Breakthrough Bouldering Clinic with Peter Beal, Daniel Woods, and Courtney Sanders
On Tuesday, February 21 Peter Beal, Daniel Woods, and Courtney Sanders held a Breakthrough Bouldering clinic at The Spot. The clinic was free for members and ended up running about twice as long as originally planned because, well, because the ins and outs of climbing are a pretty vast subject.
“Climbing is a marginal sport. The margin for error in every level of difficulty is very very slim. The difference is between making the job reasonable or unreasonable.”
~ Peter Beal
The clinic started off with introductions from Daniel, Courtney, and Peter, followed quickly by names and goals from the 8 participants and 3 Spot staff who attended. It turned out that most of the participants had been climbing anywhere from a few months to a few years, and the Spot staff and clinic instructors Daniel and Peter have all been climbing for between one to three decades. Courtney is the exception, as she’s only been climbing for 3 years but has already progressed to elite status with an entire bouldering World Cup season under her belt as well as several V11 sends.
“Have confidence in yourself. Try hard.”
~ Courtney Sanders
After intros Peter addressed one participant’s concern that she was unable to get out of her 4- spot plateau. He suggested that most climbers don’t think very clearly about what they are doing at any given moment. He said that if you watch most climbers you will see things they could be doing better that would help them get up a problem or route, and that examining all aspects of your own climbing can help you improve your own weaknesses and stack the odds in your favor. The closer you can get to perfect movement, Peter suggests, the easier the job will be.
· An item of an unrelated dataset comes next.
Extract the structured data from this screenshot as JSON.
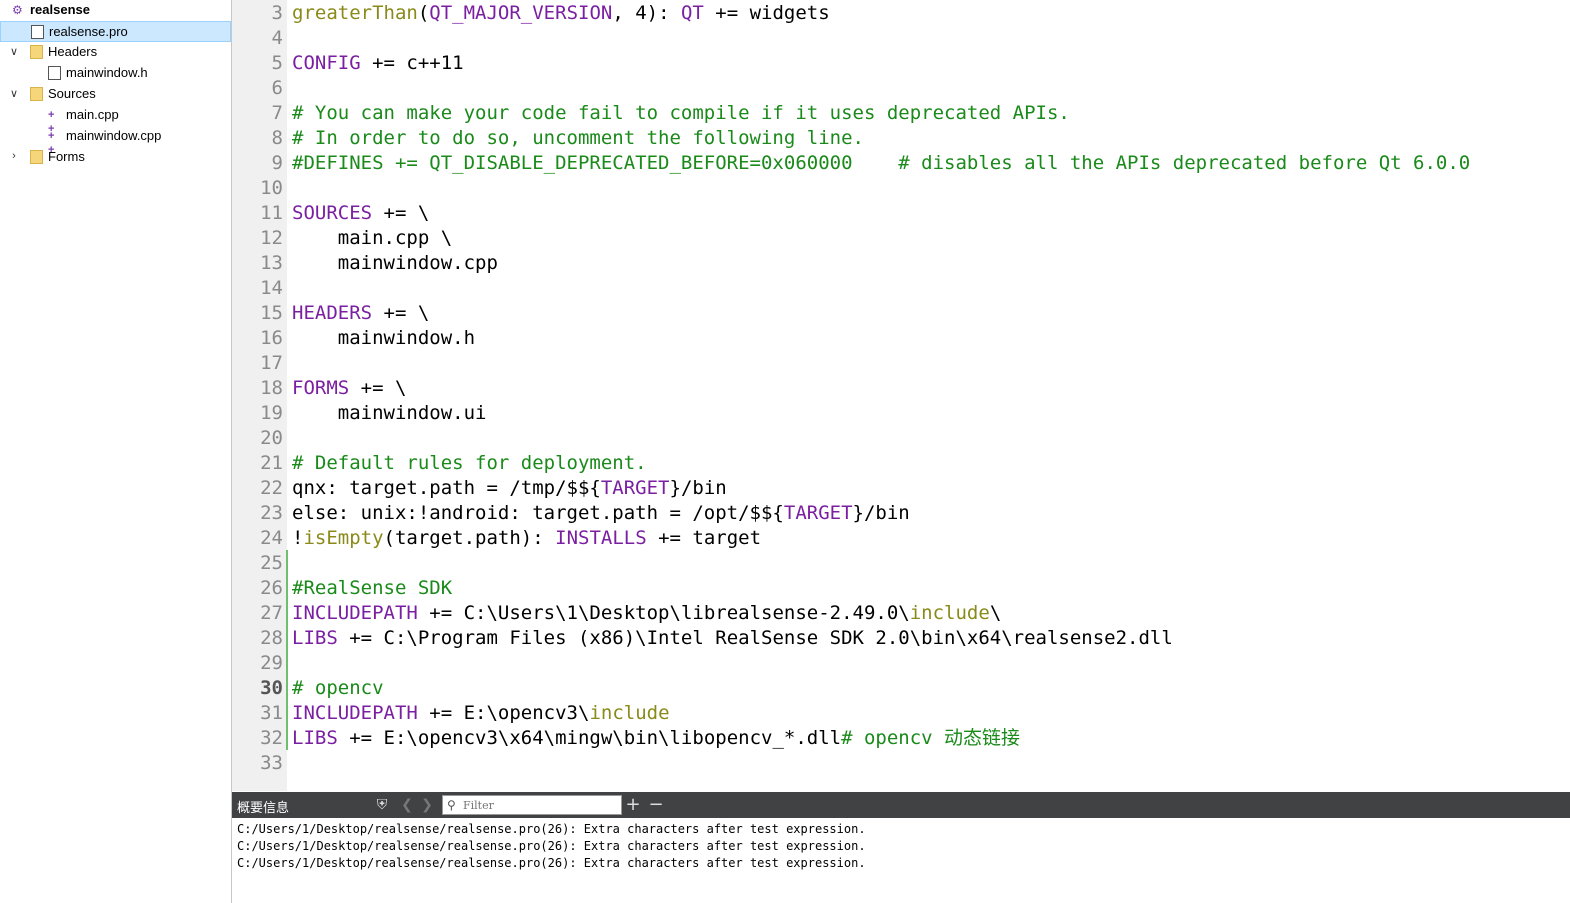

All the pros mentioned the importance of other factors, like strength, technical ability, and training physical weaknesses as well as mental. Each had different opinions about the most important factors, and it was clear that a balance of all is necessary for optimum performance. Of course, Daniel made a point that is hard to refute:
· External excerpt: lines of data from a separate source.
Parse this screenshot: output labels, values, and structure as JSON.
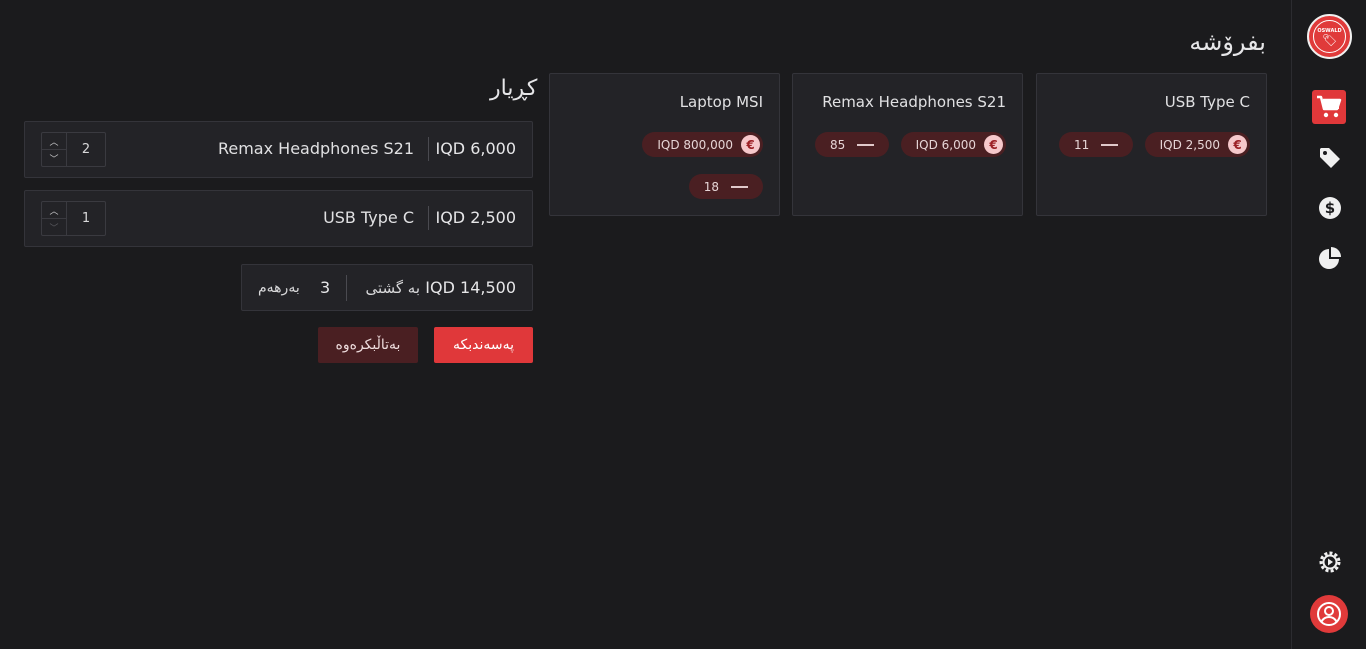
{
  "app": {
    "logo_text": "OSWALD",
    "page_title": "بفرۆشە"
  },
  "products": [
    {
      "name": "USB Type C",
      "price": "IQD 2,500",
      "stock": "11"
    },
    {
      "name": "Remax Headphones S21",
      "price": "IQD 6,000",
      "stock": "85"
    },
    {
      "name": "Laptop MSI",
      "price": "IQD 800,000",
      "stock": "18"
    }
  ],
  "cart": {
    "title": "کڕیار",
    "items": [
      {
        "name": "Remax Headphones S21",
        "price": "IQD 6,000",
        "qty": "2"
      },
      {
        "name": "USB Type C",
        "price": "IQD 2,500",
        "qty": "1"
      }
    ],
    "summary": {
      "total_label": "بە گشتی",
      "total_value": "IQD 14,500",
      "count_label": "بەرهەم",
      "count_value": "3"
    },
    "confirm_label": "پەسەندبکە",
    "cancel_label": "بەتاڵبکرەوە"
  },
  "sidebar": {
    "items": [
      {
        "icon": "cart-icon",
        "active": true
      },
      {
        "icon": "tag-icon",
        "active": false
      },
      {
        "icon": "dollar-icon",
        "active": false
      },
      {
        "icon": "pie-chart-icon",
        "active": false
      }
    ],
    "bottom": [
      {
        "icon": "settings-icon"
      },
      {
        "icon": "user-icon"
      }
    ]
  },
  "colors": {
    "accent": "#e0383a",
    "background": "#1b1b1d",
    "card": "#232327",
    "pill": "#4a1f22"
  }
}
“The most important thing for climbing hard is hand strength on rock.”
~ Daniel Woods
Considering some of the group’s climbing goals, Peter reminded everyone that factors such as season and weather could affect one’s climbing goals. For example, if a climber’s goal was to be strong enough to climb Gobot at Rocky Mountain National Park by the end of summer, the climber should consider that Gobot has a scary landing that is made safer by a big pile of snow and that a big pile of snow is more likely at the beginning of summer. Therefore, it might be more reasonable to make a goal to be strong enough to climb Gobot by the beginning of summer or by the beginning of next summer, when conditions are better for a safer experience. Courtney pointed out that goals come in many forms.
“Set little goals and long term goals. Even if the little goal is just to do a certain move on a problem with one hand position vs another.”
~ Courtney Sanders
As for competitions, Daniel and Courtney both said the biggest thing is to keep trying. You don’t always win, and sometimes you fail big time, but it is good experience for the future.
And for training? All agreed that different things work for different people, but it is important to work your weaknesses, whether physical or mental, and set goals so you keep progressing. Core was one of the main topics of discussion, with Peter asking the group what the term “core” really refers to, and everyone giving opinions on what core is and how it helps your climbing. Daniel’s perspective in particular was helpful:
“Everyone has to develop a static core and a dynamic core. The static core is when you need to keep tension. The dynamic core is for when you’re swinging around, and cutting your feet. You need both.”
~ Daniel Woods
The evening ended with a discussion about the importance of warming up followed by a comparison of different types of shoes and a walk around the gym to try different techniques for footwork and falling. Lots of valuable info was flying around, and I wasn’t able to record all of it, so make sure you stay tuned for future clinics from the Spot. After all, as Daniel said, everyone can stand to improve their own climbing and no matter how hard you climb you never stop learning.
“Take apart every assumption you have about climbing and examine it.”
~ Peter Beal
About the Instructors:
Peter Beal is the author of the popular Mountains and Water blog and also Bouldering: Movement, Tactics, and Problem Solving which can be purchased from The Spot front desk or online.
Daniel Woods and his wife Courtney Sanders are professional rock climbers.